Wherever "username" shows up in the records below, copy the whole line.

-- Material for this exercise follows --

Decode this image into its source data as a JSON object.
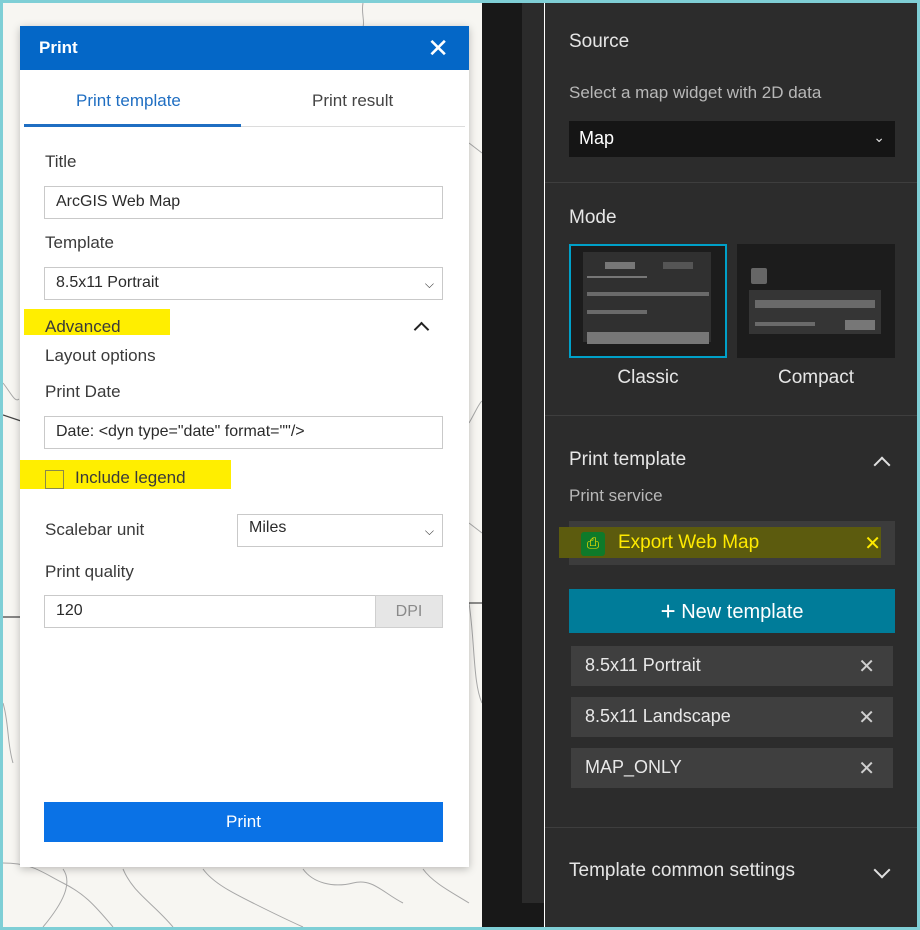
{
  "dialog": {
    "title": "Print",
    "close_icon": "close-icon",
    "tabs": [
      {
        "label": "Print template"
      },
      {
        "label": "Print result"
      }
    ],
    "title_label": "Title",
    "title_value": "ArcGIS Web Map",
    "template_label": "Template",
    "template_value": "8.5x11 Portrait",
    "advanced_label": "Advanced",
    "layout_options_label": "Layout options",
    "print_date_label": "Print Date",
    "print_date_value": "Date: <dyn type=\"date\" format=\"\"/>",
    "include_legend_label": "Include legend",
    "include_legend_checked": false,
    "scalebar_label": "Scalebar unit",
    "scalebar_value": "Miles",
    "quality_label": "Print quality",
    "quality_value": "120",
    "quality_unit": "DPI",
    "print_button": "Print",
    "accent": "#0467c7",
    "highlight": "#ffee00"
  },
  "settings": {
    "source_heading": "Source",
    "source_sub": "Select a map widget with 2D data",
    "source_value": "Map",
    "mode_heading": "Mode",
    "modes": [
      {
        "label": "Classic",
        "selected": true
      },
      {
        "label": "Compact",
        "selected": false
      }
    ],
    "print_template_heading": "Print template",
    "print_service_label": "Print service",
    "service_name": "Export Web Map",
    "service_icon": "printer-icon",
    "new_template_button": "New template",
    "templates": [
      {
        "label": "8.5x11 Portrait"
      },
      {
        "label": "8.5x11 Landscape"
      },
      {
        "label": "MAP_ONLY"
      }
    ],
    "common_settings_heading": "Template common settings",
    "accent": "#007c99"
  }
}
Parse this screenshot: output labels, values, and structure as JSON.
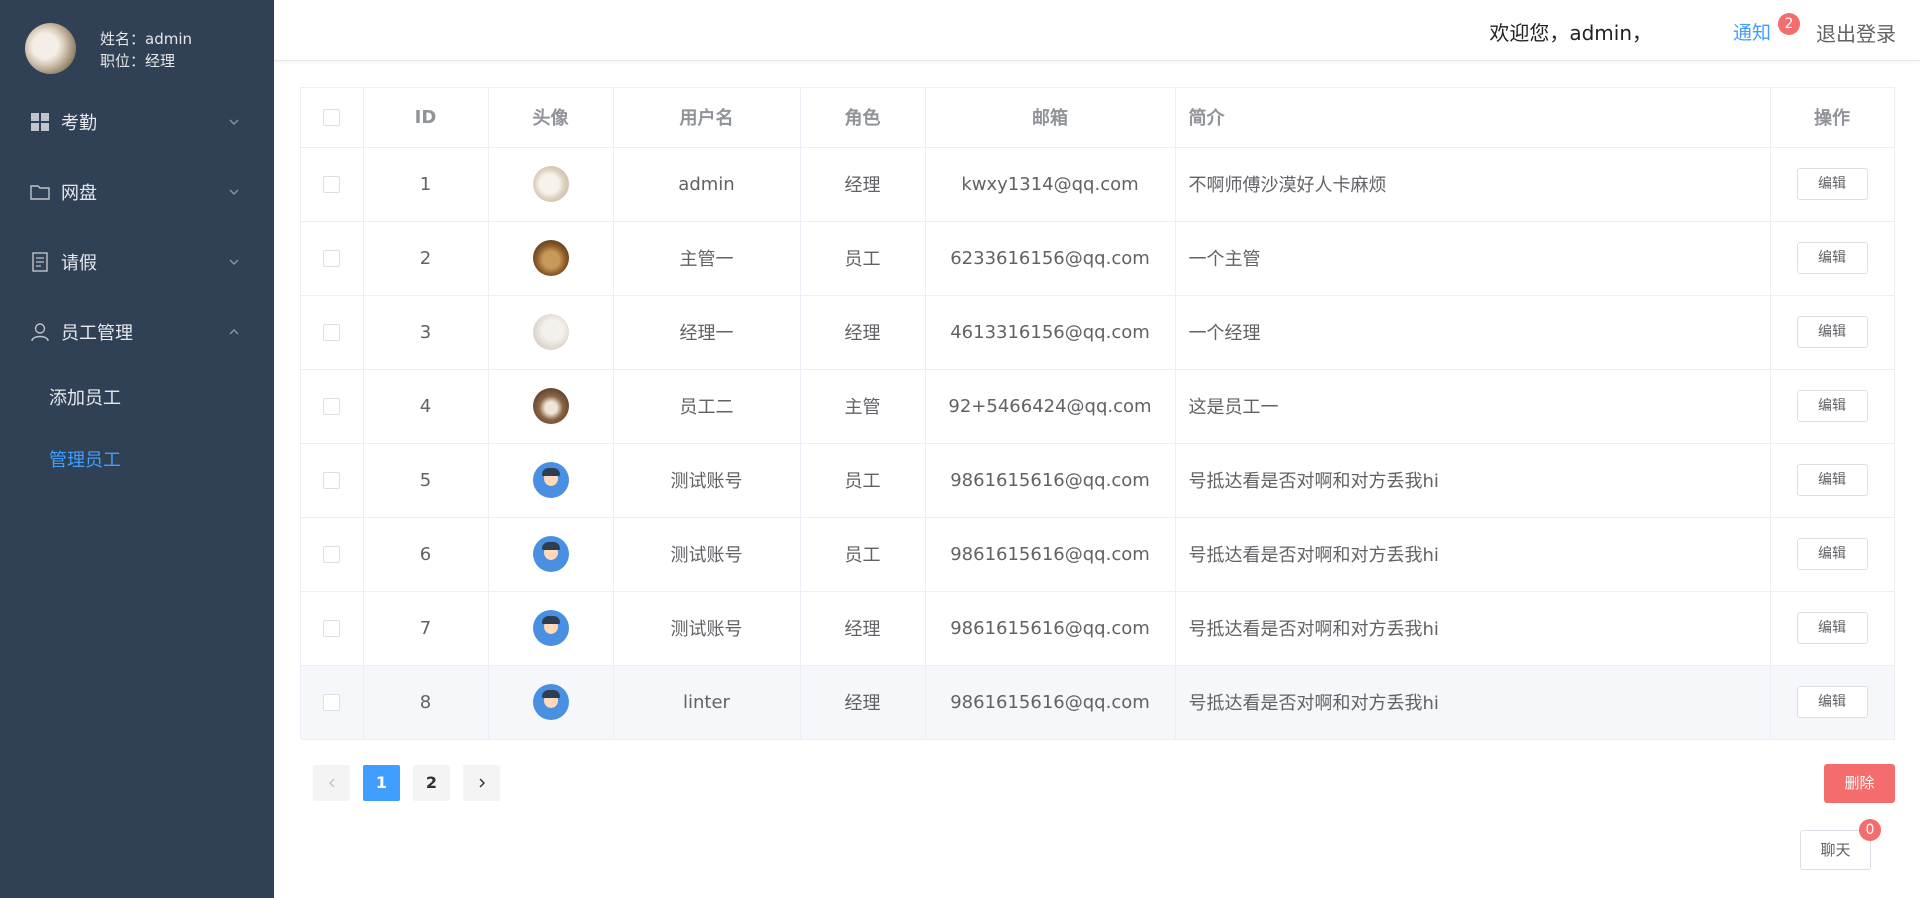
{
  "profile": {
    "name": "姓名：admin",
    "role": "职位：经理"
  },
  "sidebar": {
    "items": [
      {
        "label": "考勤",
        "icon": "grid-icon"
      },
      {
        "label": "网盘",
        "icon": "folder-icon"
      },
      {
        "label": "请假",
        "icon": "document-icon"
      },
      {
        "label": "员工管理",
        "icon": "user-icon"
      }
    ],
    "subitems": [
      {
        "label": "添加员工"
      },
      {
        "label": "管理员工"
      }
    ]
  },
  "header": {
    "welcome": "欢迎您，admin，",
    "notice": "通知",
    "notice_count": "2",
    "logout": "退出登录"
  },
  "table": {
    "columns": [
      "ID",
      "头像",
      "用户名",
      "角色",
      "邮箱",
      "简介",
      "操作"
    ],
    "edit_label": "编辑",
    "rows": [
      {
        "id": "1",
        "avatar": "cat",
        "username": "admin",
        "role": "经理",
        "email": "kwxy1314@qq.com",
        "intro": "不啊师傅沙漠好人卡麻烦"
      },
      {
        "id": "2",
        "avatar": "dog",
        "username": "主管一",
        "role": "员工",
        "email": "6233616156@qq.com",
        "intro": "一个主管"
      },
      {
        "id": "3",
        "avatar": "cat",
        "username": "经理一",
        "role": "经理",
        "email": "4613316156@qq.com",
        "intro": "一个经理"
      },
      {
        "id": "4",
        "avatar": "dog",
        "username": "员工二",
        "role": "主管",
        "email": "92+5466424@qq.com",
        "intro": "这是员工一"
      },
      {
        "id": "5",
        "avatar": "boy",
        "username": "测试账号",
        "role": "员工",
        "email": "9861615616@qq.com",
        "intro": "号抵达看是否对啊和对方丢我hi"
      },
      {
        "id": "6",
        "avatar": "boy",
        "username": "测试账号",
        "role": "员工",
        "email": "9861615616@qq.com",
        "intro": "号抵达看是否对啊和对方丢我hi"
      },
      {
        "id": "7",
        "avatar": "boy",
        "username": "测试账号",
        "role": "经理",
        "email": "9861615616@qq.com",
        "intro": "号抵达看是否对啊和对方丢我hi"
      },
      {
        "id": "8",
        "avatar": "boy",
        "username": "linter",
        "role": "经理",
        "email": "9861615616@qq.com",
        "intro": "号抵达看是否对啊和对方丢我hi"
      }
    ]
  },
  "pagination": {
    "pages": [
      "1",
      "2"
    ],
    "current": "1"
  },
  "actions": {
    "delete": "删除",
    "chat": "聊天",
    "chat_count": "0"
  },
  "colors": {
    "sidebar_bg": "#304156",
    "accent": "#409eff",
    "danger": "#f56c6c"
  }
}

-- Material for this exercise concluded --

(Answer to this problem)
        "username": "admin",
        "username": "主管一",
        "username": "经理一",
        "username": "员工二",
        "username": "测试账号",
        "username": "测试账号",
        "username": "测试账号",
        "username": "linter",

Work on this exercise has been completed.